I have been making personalized pillowcases for my kids and their friends for years. They love them for sleepovers, camp, road trips and college dorm rooms. I personalize them with the recipient’s name, but you could put on camp, sorority, high school or college names and symbols.
I make my own pillowcases based on a pattern my daughters taught me. There are many pillowcase tutorials online–here is a good one. I usually use a complementary solid fabric on the pillowcase cuff for the best visual contrast of the chenille letters. You can also use a store-bought pillowcase that matches existing bedding.
I use a product called Chenille by the Inch from Fabric Cafe and order it from their website. It is basically stacked fabric sewn together with a stabilizer backing. I have tried other brands, but Chenille by the Inch is the best. Fabric Cafe offers a variety of colors and also has confetti chenille with stacks of different colored fabric, like red-white-blue and orange-yellow-pink. Depending on which layer you orient to be the top, you get a different look–very cool.
I start by mapping out the name. Generally, I make the letters 2 1/4 inches wide with 1/2 inch between the letters. The letter I is an exception! If I am working with a longer name, I scrunch up the letters to 2 inches wide.
I determine the center by folding the pillowcase cuff in half, and then I insert a pin at the crease. I measure out from the center and, using a chalk pencil, draw the letters–in this case, JA to the left of center, NE to the right of center.
Chenille by the Inch comes as a panel and must be cut into strips. To cut even strips, I place the ruler so that the next line of stitching is positioned between the 1/8″ and 1/4″ marks on the ruler and then cut with my rotary cutter. Note: I am lefthanded, which explains the goofy backward positioning of my ruler to all righthanders!
Although the product instructions say to remove the stabilizer before using, I leave it on and remove it after sewing the letters. I have found that leaving it on keeps the strips intact.
Position the strip over the letter and cut the strip to length. Some letters you can do in one strip (eg, J); others require piecing (eg, E). I find it best to cut and piece as I go.
Thread color is up to you. In some cases I use thread that matches the pillowcase cuff fabric. That way if I take a stitch or two beyond the chenille when I backstitch, it’s not as obvious.

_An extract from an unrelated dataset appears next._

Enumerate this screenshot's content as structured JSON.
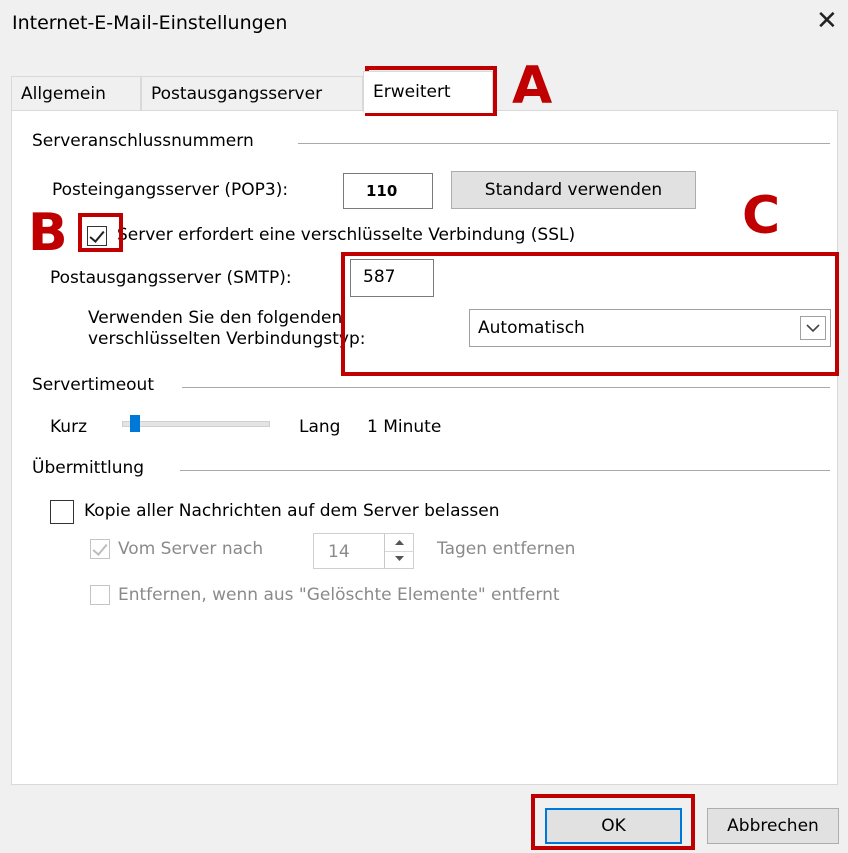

However, when sewing cream-colored chenille to a red pillowcase cuff, I would probably go with a light-colored top thread and red thread in the bobbin.
Be sure to backstitch at the beginning and end of each strip. Try to follow the center stitching in the chenille strip as you sew, but it is ok if you wiggle here and there. Sewing curves means you will get little pleats–just keep sewing, making sure the needle is in the needle-down position when you stop and readjust. None of this stitching will be visible in the end. Letters with curves (especially the letters B and S) are challenging. My favorite name? Eva (it’s short, and when in all caps, it’s pure angles, no curves!).

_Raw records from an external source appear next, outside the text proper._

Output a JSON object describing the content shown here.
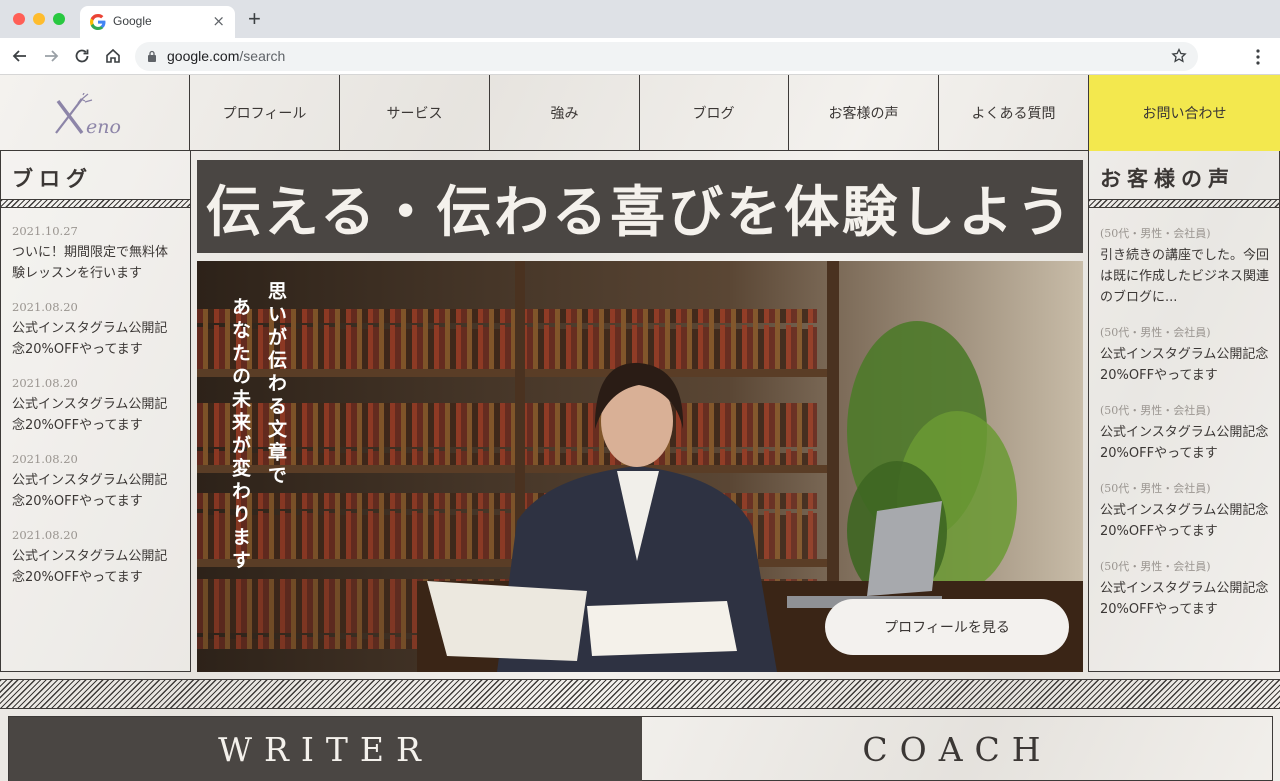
{
  "browser": {
    "tab_title": "Google",
    "tab_close": "×",
    "new_tab": "+",
    "url_domain": "google.com",
    "url_path": "/search"
  },
  "nav": {
    "items": [
      "プロフィール",
      "サービス",
      "強み",
      "ブログ",
      "お客様の声",
      "よくある質問"
    ],
    "contact": "お問い合わせ"
  },
  "blog": {
    "title": "ブログ",
    "posts": [
      {
        "date": "2021.10.27",
        "text": "ついに！期間限定で無料体験レッスンを行います"
      },
      {
        "date": "2021.08.20",
        "text": "公式インスタグラム公開記念20%OFFやってます"
      },
      {
        "date": "2021.08.20",
        "text": "公式インスタグラム公開記念20%OFFやってます"
      },
      {
        "date": "2021.08.20",
        "text": "公式インスタグラム公開記念20%OFFやってます"
      },
      {
        "date": "2021.08.20",
        "text": "公式インスタグラム公開記念20%OFFやってます"
      }
    ]
  },
  "voices": {
    "title": "お客様の声",
    "items": [
      {
        "meta": "(50代・男性・会社員)",
        "text": "引き続きの講座でした。今回は既に作成したビジネス関連のブログに..."
      },
      {
        "meta": "(50代・男性・会社員)",
        "text": "公式インスタグラム公開記念20%OFFやってます"
      },
      {
        "meta": "(50代・男性・会社員)",
        "text": "公式インスタグラム公開記念20%OFFやってます"
      },
      {
        "meta": "(50代・男性・会社員)",
        "text": "公式インスタグラム公開記念20%OFFやってます"
      },
      {
        "meta": "(50代・男性・会社員)",
        "text": "公式インスタグラム公開記念20%OFFやってます"
      }
    ]
  },
  "hero": {
    "headline": "伝える・伝わる喜びを体験しよう",
    "vertical_1": "思いが伝わる文章で",
    "vertical_2": "あなたの未来が変わります",
    "button": "プロフィールを見る"
  },
  "sections": {
    "writer": "WRITER",
    "coach": "COACH"
  },
  "logo": {
    "text": "eno"
  },
  "colors": {
    "accent_yellow": "#f3e84e",
    "dark_panel": "#4a4643",
    "paper": "#eeebe6"
  }
}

I have seam-ripped out a letter when it doesn’t look right in terms of scale, position or shape. But remember–once you fluff up these letters, little imperfections are no longer visible.
When abutting two pieces, I position the next piece as close as possible to the seam of the piece I’ve already sewn in place.

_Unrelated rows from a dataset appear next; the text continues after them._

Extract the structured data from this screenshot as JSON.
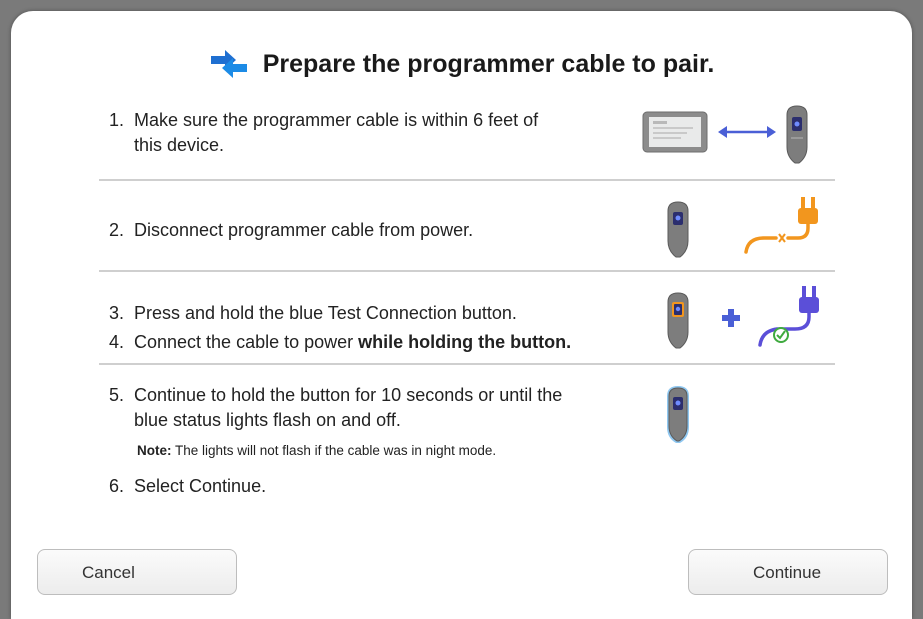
{
  "dialog": {
    "title": "Prepare the programmer cable to pair.",
    "title_icon": "pair-arrows-icon"
  },
  "steps": [
    {
      "num": "1.",
      "lines": [
        "Make sure the programmer cable is within 6 feet of",
        "this device."
      ],
      "icons": [
        "tablet-device-icon",
        "double-arrow-icon",
        "programmer-cable-icon"
      ]
    },
    {
      "num": "2.",
      "lines": [
        "Disconnect programmer cable from power."
      ],
      "icons": [
        "programmer-cable-icon",
        "unplugged-power-icon"
      ]
    },
    {
      "num": "3.",
      "lines": [
        "Press and hold the blue Test Connection button."
      ],
      "icons": [
        "programmer-cable-pressed-icon",
        "plus-icon"
      ]
    },
    {
      "num": "4.",
      "lines": [
        "Connect the cable to power",
        "while holding the button."
      ],
      "icons": [
        "plugged-power-icon"
      ]
    },
    {
      "num": "5.",
      "lines": [
        "Continue to hold the button for 10 seconds or until the",
        "blue status lights flash on and off."
      ],
      "icons": [
        "programmer-cable-lit-icon"
      ]
    },
    {
      "num": "6.",
      "lines": [
        "Select Continue."
      ]
    }
  ],
  "note": {
    "label": "Note:",
    "text": "The lights will not flash if the cable was in night mode."
  },
  "buttons": {
    "cancel": "Cancel",
    "continue": "Continue"
  },
  "colors": {
    "accent_blue": "#1f6fd1",
    "arrow_blue": "#4a5fd6",
    "plug_orange": "#f2961e",
    "plug_purple": "#5b4fd8",
    "check_green": "#3faa3f"
  }
}
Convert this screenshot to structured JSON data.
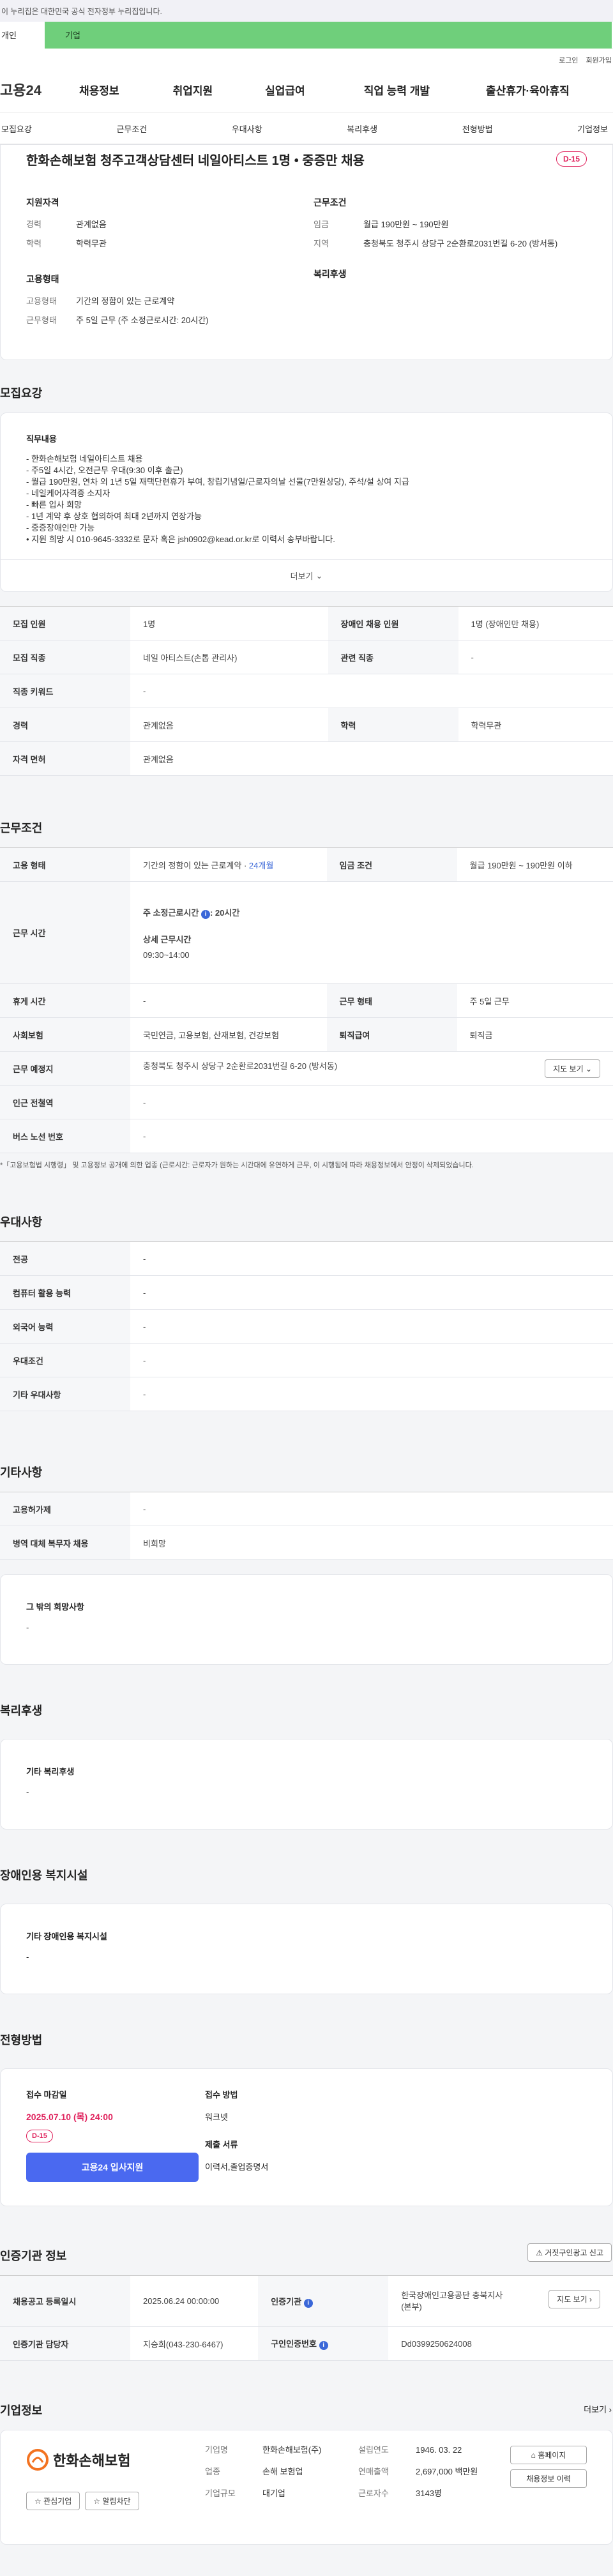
{
  "notice": "이 누리집은 대한민국 공식 전자정부 누리집입니다.",
  "tabs": {
    "individual": "개인",
    "business": "기업"
  },
  "util_links": [
    "로그인",
    "회원가입"
  ],
  "logo": "고용24",
  "gnb": [
    "채용정보",
    "취업지원",
    "실업급여",
    "직업 능력 개발",
    "출산휴가·육아휴직"
  ],
  "subnav": [
    "모집요강",
    "근무조건",
    "우대사항",
    "복리후생",
    "전형방법",
    "기업정보"
  ],
  "job": {
    "title": "한화손해보험 청주고객상담센터 네일아티스트 1명 • 중증만 채용",
    "dday": "D-15",
    "qual_title": "지원자격",
    "qual": [
      {
        "k": "경력",
        "v": "관계없음"
      },
      {
        "k": "학력",
        "v": "학력무관"
      }
    ],
    "cond_title": "근무조건",
    "cond": [
      {
        "k": "임금",
        "v": "월급 190만원 ~ 190만원"
      },
      {
        "k": "지역",
        "v": "충청북도 청주시 상당구 2순환로2031번길 6-20 (방서동)"
      }
    ],
    "emp_title": "고용형태",
    "emp": [
      {
        "k": "고용형태",
        "v": "기간의 정함이 있는 근로계약"
      },
      {
        "k": "근무형태",
        "v": "주 5일 근무 (주 소정근로시간: 20시간)"
      }
    ],
    "welfare_title": "복리후생"
  },
  "recruit": {
    "title": "모집요강",
    "duty_title": "직무내용",
    "duty_lines": [
      "- 한화손해보험 네일아티스트 채용",
      "- 주5일 4시간, 오전근무 우대(9:30 이후 출근)",
      "- 월급 190만원, 연차 외 1년 5일 재택단련휴가 부여, 창립기념일/근로자의날 선물(7만원상당), 주석/설 상여 지급",
      "- 네일케어자격증 소지자",
      "- 빠른 입사 희망",
      "- 1년 계약 후 상호 협의하여 최대 2년까지 연장가능",
      "- 중증장애인만 가능",
      "• 지원 희망 시 010-9645-3332로 문자 혹은 jsh0902@kead.or.kr로 이력서 송부바랍니다."
    ],
    "more": "더보기",
    "table": [
      [
        "모집 인원",
        "1명",
        "장애인 채용 인원",
        "1명 (장애인만 채용)"
      ],
      [
        "모집 직종",
        "네일 아티스트(손톱 관리사)",
        "관련 직종",
        "-"
      ],
      [
        "직종 키워드",
        "-",
        "",
        ""
      ],
      [
        "경력",
        "관계없음",
        "학력",
        "학력무관"
      ],
      [
        "자격 면허",
        "관계없음",
        "",
        ""
      ]
    ]
  },
  "work": {
    "title": "근무조건",
    "r1": [
      "고용 형태",
      "기간의 정함이 있는 근로계약",
      "24개월",
      "임금 조건",
      "월급 190만원 ~ 190만원 이하"
    ],
    "hours_label": "근무 시간",
    "hours_std": "주 소정근로시간",
    "hours_std_val": ": 20시간",
    "hours_detail_label": "상세 근무시간",
    "hours_detail": "09:30~14:00",
    "r3": [
      "휴게 시간",
      "-",
      "근무 형태",
      "주 5일 근무"
    ],
    "r4": [
      "사회보험",
      "국민연금, 고용보험, 산재보험, 건강보험",
      "퇴직급여",
      "퇴직금"
    ],
    "r5": [
      "근무 예정지",
      "충청북도 청주시 상당구 2순환로2031번길 6-20 (방서동)"
    ],
    "map_btn": "지도 보기",
    "r6": [
      "인근 전철역",
      "-"
    ],
    "r7": [
      "버스 노선 번호",
      "-"
    ],
    "note": "*「고용보험법 시행령」 및 고용정보 공개에 의한 업종 (근로시간: 근로자가 원하는 시간대에 유연하게 근무, 이 시행됨에 따라 채용정보에서 안정이 삭제되었습니다."
  },
  "pref": {
    "title": "우대사항",
    "rows": [
      [
        "전공",
        "-"
      ],
      [
        "컴퓨터 활용 능력",
        "-"
      ],
      [
        "외국어 능력",
        "-"
      ],
      [
        "우대조건",
        "-"
      ],
      [
        "기타 우대사항",
        "-"
      ]
    ]
  },
  "etc": {
    "title": "기타사항",
    "rows": [
      [
        "고용허가제",
        "-"
      ],
      [
        "병역 대체 복무자 채용",
        "비희망"
      ]
    ],
    "hope_title": "그 밖의 희망사항",
    "hope_val": "-"
  },
  "welfare": {
    "title": "복리후생",
    "sub": "기타 복리후생",
    "val": "-"
  },
  "disab": {
    "title": "장애인용 복지시설",
    "sub": "기타 장애인용 복지시설",
    "val": "-"
  },
  "process": {
    "title": "전형방법",
    "deadline_label": "접수 마감일",
    "deadline": "2025.07.10 (목) 24:00",
    "dday": "D-15",
    "apply_btn": "고용24 입사지원",
    "method_label": "접수 방법",
    "method": "워크넷",
    "docs_label": "제출 서류",
    "docs": "이력서,졸업증명서"
  },
  "cert": {
    "title": "인증기관 정보",
    "report_btn": "거짓구인광고 신고",
    "rows": [
      [
        "채용공고 등록일시",
        "2025.06.24 00:00:00",
        "인증기관",
        "한국장애인고용공단 충북지사(본부)"
      ],
      [
        "인증기관 담당자",
        "지승희(043-230-6467)",
        "구인인증번호",
        "Dd0399250624008"
      ]
    ],
    "map_btn": "지도 보기"
  },
  "company": {
    "title": "기업정보",
    "more": "더보기",
    "logo": "한화손해보험",
    "fav_btn": "관심기업",
    "alarm_btn": "알림차단",
    "rows": [
      [
        "기업명",
        "한화손해보험(주)",
        "설립연도",
        "1946. 03. 22"
      ],
      [
        "업종",
        "손해 보험업",
        "연매출액",
        "2,697,000 백만원"
      ],
      [
        "기업규모",
        "대기업",
        "근로자수",
        "3143명"
      ]
    ],
    "home_btn": "홈페이지",
    "jobs_btn": "채용정보 이력"
  }
}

You don’t want a gap.
You can sew two pieces together by overlapping them about 1/4″ and backstitching. Again, this piecing will not be apparent after fluffing.
Here is how it looks once all sewn.
Take a pair of tweezers and gently pull the strips of stabilizer from the backs of the letters.
You’ll have a little pile of white strips to throw away.
For this next step, you need a small brush with clean, firm bristles. I use a chenille brush designed for this purpose, but a clean nail brush would work too.
Spray the chenille with water or dip the brush in water and then rub the brush back and forth over the letters to make the chenille separate, fray and fluff. It takes a couple of minutes per letter.
Here’s a fluffing-in-progress view.
When finished, the letters look damp and fluffy and there will be some loose bits of chenille fluff drifting about.
Throw the pillowcase in the dryer to finish it up.
Note: the manufacturer says there is a possibility of colorbleed with this product, but I have never had that happen. They recommend relaundering with Shout Color Catcher if it does occur.
If you’d like a PDF of this tutorial, you can find it here!